5 Fun and Educational Preschool Activities
Preschool may seem like just a lot of singing, stories, and playing, but it lays the foundation for literature, writing, math, science, and socialization. Preschool milestones include learning letters, numbers, shapes, and colors. Plus, preschools help kids strengthen their fine motor skills and increase their physical activity.
As a nanny, I’ve helped further early childhood education in the home by incorporating preschool lessons into our daily craft and play times. Here are five fun and educational activities preschoolers love.
This is one of my favorite games and also a great refresher in the summertime when kids are out of school. Plus, you can adapt this game to help preschoolers learn shapes, colors, letters, numbers, and size.

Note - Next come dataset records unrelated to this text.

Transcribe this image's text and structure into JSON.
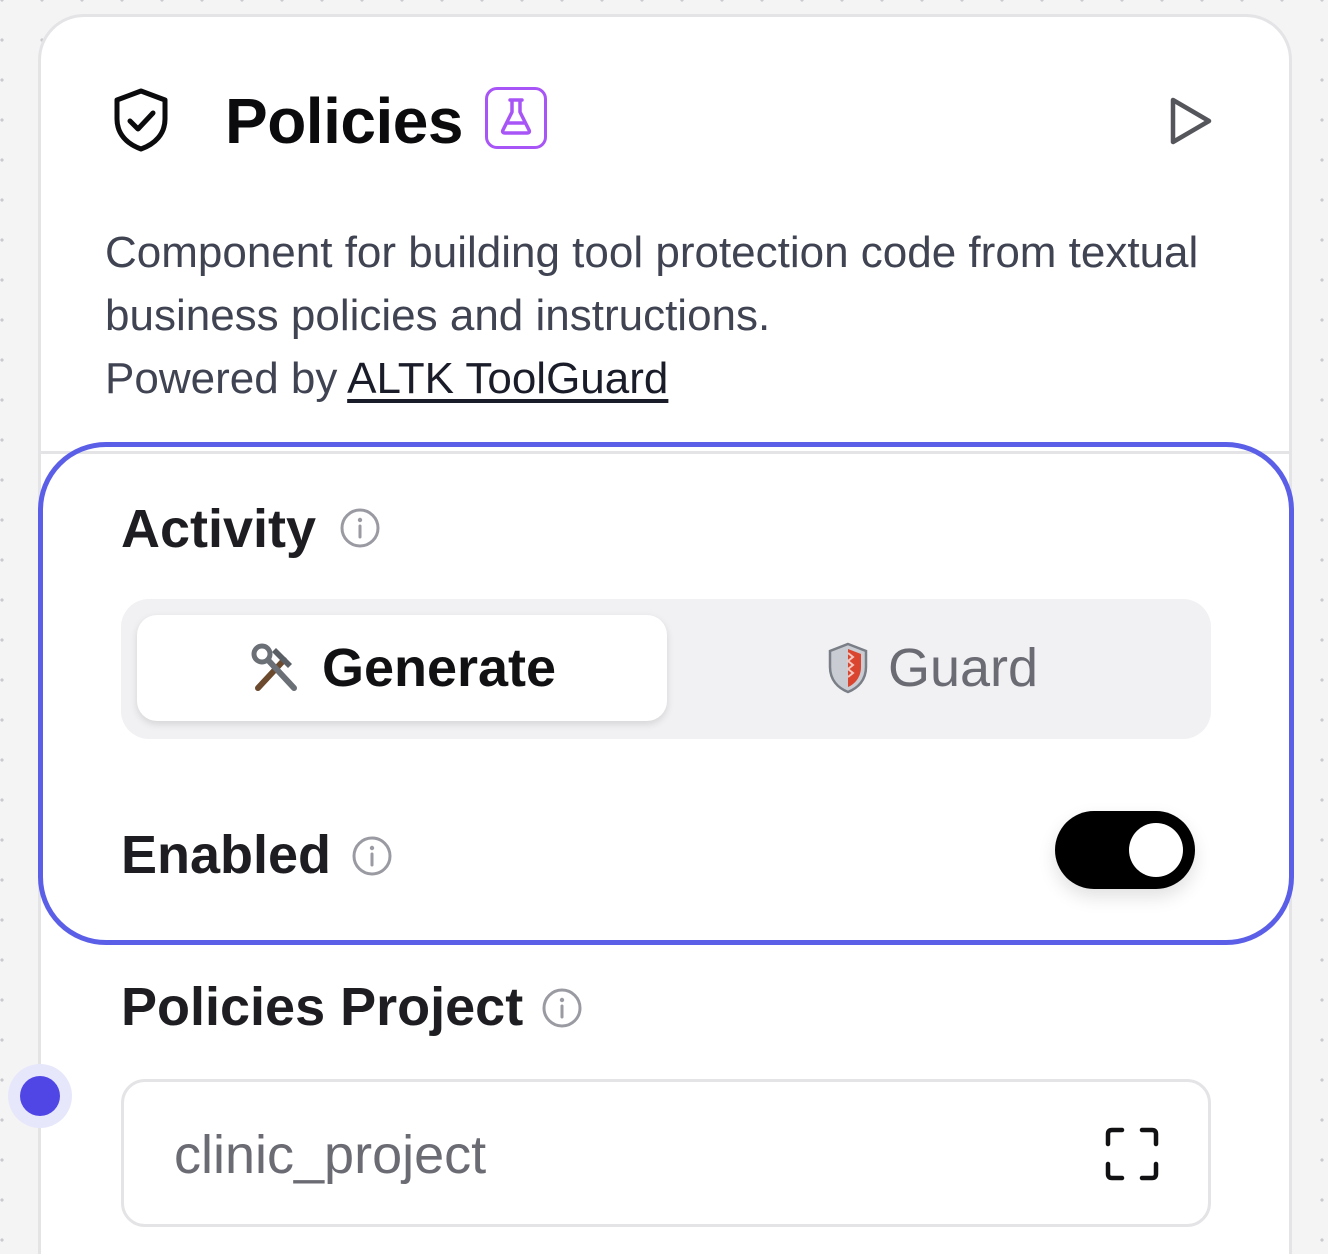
{
  "node": {
    "title": "Policies",
    "icon": "shield-check-icon",
    "badge_icon": "flask-icon",
    "run_icon": "play-icon",
    "description_text": "Component for building tool protection code from textual business policies and instructions.",
    "powered_by_prefix": "Powered by ",
    "powered_by_link": "ALTK ToolGuard"
  },
  "activity": {
    "label": "Activity",
    "options": [
      {
        "emoji": "hammer-and-wrench",
        "label": "Generate",
        "selected": true
      },
      {
        "emoji": "shield",
        "label": "Guard",
        "selected": false
      }
    ]
  },
  "enabled": {
    "label": "Enabled",
    "value": true
  },
  "policies_project": {
    "label": "Policies Project",
    "value": "clinic_project",
    "expand_icon": "expand-icon"
  },
  "colors": {
    "accent": "#5b5fe8",
    "badge": "#a855f7",
    "handle": "#4f46e5"
  }
}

To start, use chalk to draw shapes (or letters/numbers) randomly in your play area. Let your kids be involved in setting up the game whether it’s drawing or coloring in the shapes.
Once you’ve drawn 5-10 items, start the game by calling out a shape (or letter/number) and racing to it. Take turns calling our shapes and running together.
Increase the difficulty by adding more items or adding colors or size. For example, you’d say “run to the biggest square” or “run to the orange A.”
Cutting and Pasting
Preschoolers love hands-on activities, which is great for developing fine motor skills. I’m always scouring Pinterest for cutting and pasting activities that correspond to what kids are learning in school.
I love anything printable because it requires virtually no setup time, and I can use the activity as a way to distract older kids while I put little ones down for a nap or clean up lunch. Also, it’s a good activity to settle them down before we eat or have story time.
Here are some of my favorite printable cut and paste worksheets:
- Shape Mix-Up from Education.com
- Number Matching from Craftionary
- Seasons from Craftionary
- Summer/Winter Clothing Sort via From ABCs to ACTs
- Build a Robot Education.com
If you dread flashcards, this game may be for you. Get a fly swatter and flash cards (typically letters and numbers for preschoolers). Together, you and your child can spread some of the flashcards out on the floor. Usually, I start with 5-10 cards and work from there so that kids don’t get frustrated or overwhelmed before they’ve given the game a chance.
Call out a letter/number and your child has to use the fly swatter to hit the corresponding card. As your child gets better at finding cards, add 1-3 more cards.
This game is great for learning upper and lowercase letters, numbers, and sight words.
Kids love to get messy, and painting is a fun way to let them be creative and messy while developing fine motor skills and learning colors. (Nanny tip: let kids paint on puppy pads because it’ll soak up all the excess liquid.)
As you setup your paints, make sure your children have primary colors (red, blue and yellow) as well as black and white. Show them how to mix colors to make purple, pink, orange, green, etc. Then, give kids the space they need to mix colors and paint their masterpieces so they can explore and learn freely.
To boost their learning and bond together, I recommend painting with them (when you can). Occasionally, ask them to help you mix a color (I find that they retain information better when solving a problem than reciting what you’ve just told them). For instance, you could say, “I need to make green for my tree. Do you remember how to make green? Could you help me?”
While cooking with a preschooler poses a lot of challenges, I believe it’s incredibly worthwhile for children to be active in the kitchen from a young age. Plus, preschoolers love to be helpful and do what you are doing, so they’ll be onboard with joining you.
Try not to expect too much from your 4 or 5-year-old. They won’t do a good job mixing or measuring, and they’ll probably make a mess. But they will get better, so be patient and give them opportunities to succeed.
Playdough is one of my favorite things to make with a preschooler. They can help measure out ingredients and (if closely supervised) might be able to help stir on the stove depending on how well they follow instructions. Plus, they’ll be excited to play with their creation once it cools, so it’s two activities in one!
Here’s my favorite playdough recipe from Modern Parents Messy Kids.
Pin it for Later
READ MORE IN THE FRONT PORCH
This post was written by Michelle Philips exclusively for BonBon Break Media LLC.